Imposing a tax on high calorie beverages and junk foods is not a practical solution that will cure America’s obesity epidemic. This action would have more of a punitive effect on low income individuals and would do little to motivate those with higher incomes to curb their excessive consumption of empty calories. There are alternative actions that our government can implement to encourage positive behaviors, such as increasing the availability of public greenways and other venues for physical activities. Although new taxes will certainly generate additional revenue, this step alone will not produce the necessary changes in behavior required to reverse obesity in Americans. Ultimately, change in individuals is most effective when it is their decision to change, not when coerced by government action.

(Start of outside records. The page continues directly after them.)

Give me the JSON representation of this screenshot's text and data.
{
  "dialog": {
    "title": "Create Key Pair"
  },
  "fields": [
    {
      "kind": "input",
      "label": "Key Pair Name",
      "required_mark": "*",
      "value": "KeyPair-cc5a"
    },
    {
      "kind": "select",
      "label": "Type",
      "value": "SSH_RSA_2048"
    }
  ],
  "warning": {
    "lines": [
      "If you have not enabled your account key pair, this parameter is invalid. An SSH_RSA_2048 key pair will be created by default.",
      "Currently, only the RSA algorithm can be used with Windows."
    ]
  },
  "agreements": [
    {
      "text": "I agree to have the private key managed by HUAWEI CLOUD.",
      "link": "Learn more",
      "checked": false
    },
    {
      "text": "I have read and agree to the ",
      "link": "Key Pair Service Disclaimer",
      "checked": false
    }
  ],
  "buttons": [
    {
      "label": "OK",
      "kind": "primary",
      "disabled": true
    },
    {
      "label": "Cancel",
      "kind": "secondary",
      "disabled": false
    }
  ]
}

There is little doubt that processed food, also known as junk food, is at least partially responsible for the growing obesity of Americans. Processed food is designed to be delicious, desirable, and irresistible to consumers. Highly processed food also has many of its beneficial nutrients stripped away during the manufacturing process and is higher in salt, fat and sugar content than unprocessed food. It is interesting that fast food has many of these same qualities, making it equally desirable, as well as convenient. According to Robert H. Lustig, M.D., a well-known pediatric endocrinologist, fast food “is highly processed, energy dense, and specifically designed to be highly palatable” (56). After coming home from a long day at work, it is easy for parents to give in to the convenience of a calorie-laden meal that their children will happily devour with no objections. Healthy or not a kid’s meal comes to the rescue.

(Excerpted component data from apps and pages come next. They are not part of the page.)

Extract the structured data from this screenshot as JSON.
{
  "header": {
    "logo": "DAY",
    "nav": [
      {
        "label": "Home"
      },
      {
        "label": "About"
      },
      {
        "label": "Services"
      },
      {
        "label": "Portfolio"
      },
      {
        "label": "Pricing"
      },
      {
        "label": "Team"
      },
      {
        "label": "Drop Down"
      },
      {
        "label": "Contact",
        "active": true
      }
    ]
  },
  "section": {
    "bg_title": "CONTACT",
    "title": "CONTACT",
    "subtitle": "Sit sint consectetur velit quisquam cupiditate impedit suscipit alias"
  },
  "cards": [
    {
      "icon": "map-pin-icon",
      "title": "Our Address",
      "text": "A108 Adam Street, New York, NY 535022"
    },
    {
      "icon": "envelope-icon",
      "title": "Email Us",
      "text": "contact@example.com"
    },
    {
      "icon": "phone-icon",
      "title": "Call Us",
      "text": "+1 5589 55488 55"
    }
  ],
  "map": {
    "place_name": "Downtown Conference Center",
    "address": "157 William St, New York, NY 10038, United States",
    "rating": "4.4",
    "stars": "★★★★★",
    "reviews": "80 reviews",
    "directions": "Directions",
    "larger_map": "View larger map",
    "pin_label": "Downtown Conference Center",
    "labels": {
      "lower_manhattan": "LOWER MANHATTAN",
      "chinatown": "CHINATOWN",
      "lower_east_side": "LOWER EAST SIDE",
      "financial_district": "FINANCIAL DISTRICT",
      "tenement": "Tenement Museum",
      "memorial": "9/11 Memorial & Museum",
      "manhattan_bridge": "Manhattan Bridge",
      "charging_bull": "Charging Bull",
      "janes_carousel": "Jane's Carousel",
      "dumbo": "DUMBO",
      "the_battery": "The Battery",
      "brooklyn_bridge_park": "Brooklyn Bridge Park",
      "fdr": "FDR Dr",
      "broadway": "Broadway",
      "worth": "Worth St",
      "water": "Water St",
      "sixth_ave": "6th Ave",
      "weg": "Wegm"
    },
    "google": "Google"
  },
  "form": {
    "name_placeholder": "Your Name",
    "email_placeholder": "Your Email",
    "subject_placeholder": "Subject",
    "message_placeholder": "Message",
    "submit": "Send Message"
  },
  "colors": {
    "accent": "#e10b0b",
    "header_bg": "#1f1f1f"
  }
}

In order to better appreciate the irresistible appeal of these engineered designer foods, it is helpful to understand the “habit loop” as described by author Charles Duhigg, a Pulitzer Prize winning staff writer at the New York Times. This cycle begins with the “cue”, next comes the “routine”, which is followed by the “reward” and develops into a “habit” with repetition. (32) Duhigg cites an experiment conducted at the University of Cambridge by professor Wolfram Schultz. In this experiment Schultz studies the brain activity of monkeys as they perform simple tasks. Schultz discovers that the spike in brain activity that accompanies reception of the reward begins to show before the reward is actually received. He notes that the monkey learns to expect the reward for completing the task, and later the monkey begins to anticipate the reward upon seeing the cue and before completing the task (54-61). This could explain the cravings that people feel when seeing a billboard or television commercial advertising foods specifically created to appeal to their tastes. Consumers crave these products, anticipate the pleasure of consuming them and consequently feel driven to purchase them.
The appeal of these junk foods is clearly by design, and some...